Giant hogweed at its northern distribution limit in North America: experiments for a better understanding of its dispersal dynamics along rivers.

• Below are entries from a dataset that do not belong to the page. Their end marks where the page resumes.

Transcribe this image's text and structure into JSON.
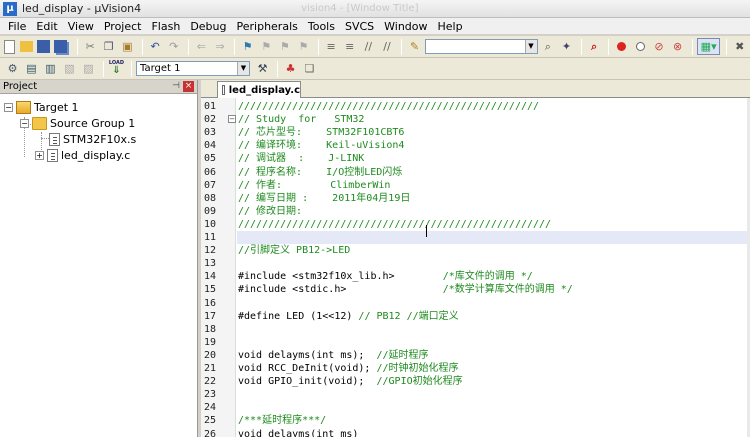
{
  "window": {
    "title": "led_display - µVision4",
    "ghost_title": "vision4 - [Window Title]"
  },
  "menu": [
    "File",
    "Edit",
    "View",
    "Project",
    "Flash",
    "Debug",
    "Peripherals",
    "Tools",
    "SVCS",
    "Window",
    "Help"
  ],
  "toolbar": {
    "search_value": "",
    "target_value": "Target 1",
    "load_label": "LOAD"
  },
  "project": {
    "header": "Project",
    "tree": {
      "target": "Target 1",
      "group": "Source Group 1",
      "files": [
        "STM32F10x.s",
        "led_display.c"
      ]
    }
  },
  "editor": {
    "tab": "led_display.c",
    "current_line": 11,
    "lines": [
      {
        "n": "01",
        "text": "//////////////////////////////////////////////////",
        "cls": "cm"
      },
      {
        "n": "02",
        "text": "// Study  for   STM32",
        "cls": "cm",
        "fold": "−"
      },
      {
        "n": "03",
        "text": "// 芯片型号:    STM32F101CBT6",
        "cls": "cm"
      },
      {
        "n": "04",
        "text": "// 编译环境:    Keil-uVision4",
        "cls": "cm"
      },
      {
        "n": "05",
        "text": "// 调试器  :    J-LINK",
        "cls": "cm"
      },
      {
        "n": "06",
        "text": "// 程序名称:    I/O控制LED闪烁",
        "cls": "cm"
      },
      {
        "n": "07",
        "text": "// 作者:        ClimberWin",
        "cls": "cm"
      },
      {
        "n": "08",
        "text": "// 编写日期 :    2011年04月19日",
        "cls": "cm"
      },
      {
        "n": "09",
        "text": "// 修改日期:",
        "cls": "cm"
      },
      {
        "n": "10",
        "text": "////////////////////////////////////////////////////",
        "cls": "cm"
      },
      {
        "n": "11",
        "text": "",
        "cls": "pl"
      },
      {
        "n": "12",
        "text": "//引脚定义 PB12->LED",
        "cls": "cm"
      },
      {
        "n": "13",
        "text": "",
        "cls": "pl"
      },
      {
        "n": "14",
        "text": "#include <stm32f10x_lib.h>        /*库文件的调用 */",
        "cls": "pl",
        "comment_start": 34
      },
      {
        "n": "15",
        "text": "#include <stdic.h>                /*数学计算库文件的调用 */",
        "cls": "pl",
        "comment_start": 34
      },
      {
        "n": "16",
        "text": "",
        "cls": "pl"
      },
      {
        "n": "17",
        "text": "#define LED (1<<12) // PB12 //端口定义",
        "cls": "pl",
        "comment_start": 20
      },
      {
        "n": "18",
        "text": "",
        "cls": "pl"
      },
      {
        "n": "19",
        "text": "",
        "cls": "pl"
      },
      {
        "n": "20",
        "text": "void delayms(int ms);  //延时程序",
        "cls": "pl",
        "comment_start": 23
      },
      {
        "n": "21",
        "text": "void RCC_DeInit(void); //时钟初始化程序",
        "cls": "pl",
        "comment_start": 23
      },
      {
        "n": "22",
        "text": "void GPIO_init(void);  //GPIO初始化程序",
        "cls": "pl",
        "comment_start": 23
      },
      {
        "n": "23",
        "text": "",
        "cls": "pl"
      },
      {
        "n": "24",
        "text": "",
        "cls": "pl"
      },
      {
        "n": "25",
        "text": "/***延时程序***/",
        "cls": "cm"
      },
      {
        "n": "26",
        "text": "void delayms(int ms)",
        "cls": "pl"
      },
      {
        "n": "27",
        "text": "{",
        "cls": "pl"
      }
    ]
  }
}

We studied the reproduction and dispersal of giant hogweed (Heracleum mantegazzianum) at its northern distribution limit in North America (Québec, 2014-2016) to better understand the invasion dynamics of the species along rivers. Seeds were collected from a riparian population to conduct germination, floatation, and dispersal experiments. Data were analysed in comparison with a real invasion case that was initiated about 10 years ago along a river system. In Québec, giant hogweed individuals produce on average 14,000 to 16,000 seeds with a germination rate of 75-85%. Seeds with endosperm that fall in water likely sink within 5 hr. Along a small brook, most disperse over short distances (<40 m) in summer, although some can travel 100-300 m. These data suggest that late-summer or early-fall water dispersal of seeds would not explain the magnitude and rapidity of the invasion patterns observed along streams. We suggest that late-fall and, especially, spring floods are the most efficient dispersal vectors for giant hogweed seeds and are likely responsible for the establishment of populations kilometres downstream from introduction points along river systems. The spread of giant hogweed would consequently be less influenced in the near future by a rise in temperature than by a change in the magnitude or timing of flood events.